They were already expecting monster paydays down the road that would hit (or eclipse) the $25 million range, and Carr's record-setting contract may not even serve as a suitable baseline for them, as ESPN's Dan Graziano lays out.

So if Carr's contract did little more for upper-echelon quarterbacks than confirm for them where the market was already headed, then does it mean anything for someone like Jimmy Garoppolo? 

Carr and Garoppolo were both second-round picks in 2014, but from that point, they've obviously taken very different roads as pros. Carr started 47 consecutive games in his first three years and by last season he had established himself as one of the most valuable players in the league. Garoppolo, by comparison, has started two games. 

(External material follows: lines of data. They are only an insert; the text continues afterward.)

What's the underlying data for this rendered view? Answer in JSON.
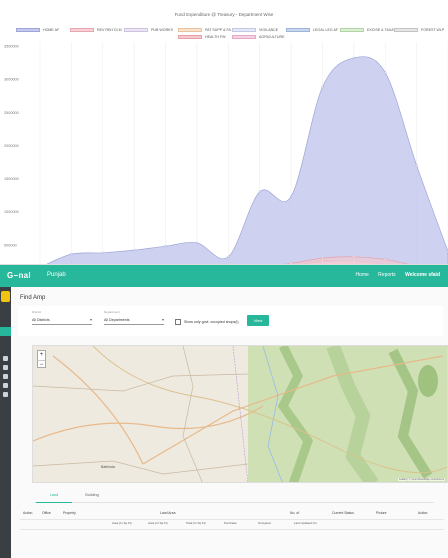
{
  "chart_data": {
    "type": "area",
    "title": "Fund Expenditure @ Treasury - Department Wise",
    "categories": [
      "",
      "",
      "",
      "",
      "",
      "",
      "",
      "",
      "",
      "",
      "",
      "",
      "",
      ""
    ],
    "ylim": [
      0,
      3500000
    ],
    "yticks": [
      "500000",
      "1000000",
      "1500000",
      "2000000",
      "2500000",
      "3000000",
      "3500000"
    ],
    "grid": "vertical",
    "legend_position": "top",
    "series": [
      {
        "name": "HOME AF",
        "color": "#c5c9ec",
        "stroke": "#9ea5d8",
        "values": [
          160000,
          360000,
          380000,
          420000,
          480000,
          530000,
          320000,
          1300000,
          1230000,
          2880000,
          3320000,
          3100000,
          1700000,
          400000
        ]
      },
      {
        "name": "REV REH DI M",
        "color": "#f6d0d5",
        "stroke": "#e8a6b0",
        "values": [
          10000,
          20000,
          40000,
          50000,
          60000,
          80000,
          50000,
          120000,
          180000,
          260000,
          240000,
          200000,
          120000,
          60000
        ]
      },
      {
        "name": "PUB WORKS",
        "color": "#ece5f2",
        "stroke": "#cfc2e0",
        "values": [
          30000,
          60000,
          90000,
          120000,
          140000,
          150000,
          100000,
          160000,
          200000,
          240000,
          260000,
          210000,
          140000,
          80000
        ]
      },
      {
        "name": "PAT SUPP & FA",
        "color": "#f8e3cf",
        "stroke": "#eac39e",
        "values": [
          5000,
          10000,
          15000,
          20000,
          30000,
          30000,
          20000,
          40000,
          60000,
          80000,
          70000,
          60000,
          40000,
          20000
        ]
      },
      {
        "name": "VIGILANCE",
        "color": "#e5e8f6",
        "stroke": "#c3c8e6",
        "values": [
          5000,
          8000,
          10000,
          12000,
          14000,
          16000,
          10000,
          20000,
          25000,
          30000,
          28000,
          22000,
          16000,
          10000
        ]
      },
      {
        "name": "LEGAL LEG AF",
        "color": "#c9d7ec",
        "stroke": "#9fb4d8",
        "values": [
          4000,
          6000,
          8000,
          10000,
          12000,
          14000,
          9000,
          18000,
          22000,
          28000,
          26000,
          20000,
          14000,
          8000
        ]
      },
      {
        "name": "EXCISE & TAXATION",
        "color": "#dcefd4",
        "stroke": "#b2d6a3",
        "values": [
          6000,
          9000,
          12000,
          15000,
          18000,
          20000,
          14000,
          24000,
          30000,
          36000,
          34000,
          28000,
          20000,
          12000
        ]
      },
      {
        "name": "FOREST WLP",
        "color": "#e6e6e6",
        "stroke": "#c4c4c4",
        "values": [
          3000,
          5000,
          7000,
          9000,
          11000,
          12000,
          8000,
          15000,
          18000,
          22000,
          20000,
          16000,
          11000,
          6000
        ]
      },
      {
        "name": "HEALTH FW",
        "color": "#f6c7cc",
        "stroke": "#e7a0a8",
        "values": [
          20000,
          40000,
          70000,
          100000,
          130000,
          160000,
          120000,
          180000,
          220000,
          300000,
          320000,
          280000,
          180000,
          90000
        ]
      },
      {
        "name": "AGRICULTURE",
        "color": "#f4d3e3",
        "stroke": "#e3a9c5",
        "values": [
          8000,
          15000,
          22000,
          30000,
          38000,
          45000,
          30000,
          50000,
          65000,
          80000,
          76000,
          60000,
          42000,
          22000
        ]
      }
    ]
  },
  "app": {
    "brand": "G−nal",
    "state": "Punjab",
    "nav": [
      "Home",
      "Reports"
    ],
    "user": "Welcome sfaid",
    "page_title": "Find Amp",
    "filters": [
      {
        "label": "District",
        "value": "All Districts"
      },
      {
        "label": "Department",
        "value": "All Departments"
      }
    ],
    "checkbox_label": "Show only govt. occupied shops(l)",
    "view_button": "View",
    "map": {
      "attribution": "Leaflet | © OpenStreetMap contributors",
      "cities": [
        "Bathinda"
      ]
    },
    "tabs": [
      "Land",
      "Building"
    ],
    "table": {
      "headers": [
        "Action",
        "Office",
        "Property",
        "Land Area",
        "No. of",
        "Current Status",
        "Picture",
        "Action"
      ],
      "subheaders": [
        "Area (In Sq Ft)",
        "Area (In Sq Ft)",
        "Total (In Sq Ft)",
        "Purchase",
        "Occupied",
        "Last Updated On"
      ]
    }
  }
}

Both players still hold loads of promise, but unless Garoppolo sees substantial playing time in 2017 and then hits the open market, he won't approach Carr's deal when his rookie contract is up.  

ESPN's Mike Reiss projected that a fair deal for Garoppolo on the open market might fall between the $19 million that was guaranteed to Chicago's Mike Glennon and Carr's contract, which includes $40 million fully guaranteed and $70 million in total guarantees, per NFL Media.

Perhaps something in the range of what Brock Osweiler received from the Texans after Osweiler started seven games for the Broncos in 2015 would be considered fair: four years, with $37 million guaranteed. Because Osweiler (before his deal or since) never seemed as polished as Garoppolo was in his two games as a starter in 2016, and because the salary cap continues to soar, the argument could be made that Garoppolo deserves something even richer. 

Though Garoppolo is scheduled to hit unrestricted free agency following the 2017 season, there is a chance he doesn't get there quite that quickly. The Patriots could try to come to some kind of agreement with their backup quarterback on an extension that would keep him in New England, or they could place the franchise tag on him following the season. 

Either way, Garoppolo will get paid. But until he sees more time on the field, a deal that would pay him in the same range as his draft classmate will probably be out of reach.

Patriots release camp dates; open practices begin July 27

Patriots release camp dates; open practices begin July 27

Football is coming.

The Patriots announced on Thursday that veterans will report to training camp on Wednesday, July 26 and that the first public practice will take place the following day.

Each of the team's first four practices -- from July 27-30 -- are scheduled to take place on the practice fields behind Gillette Stadium "in the nine o'clock hour," according to the Patriots. Updates to the training camp schedule, including more specific start times for practices, can be found at

The Patriots Hall of Fame will hold its induction ceremony for former corner Raymond Clayborn on Saturday, July 29 around midday following that morning's training camp practice. Held on the plaza outside the Hall at Patriot Place, the ceremony will be free and open to the public.

The Patriots will host the Jaguars for two days of joint practices open to the public on Monday, Aug. 7 and Tuesday, Aug. 8. The preseason opener for both clubs will take place at Gillette Stadium on Aug. 10.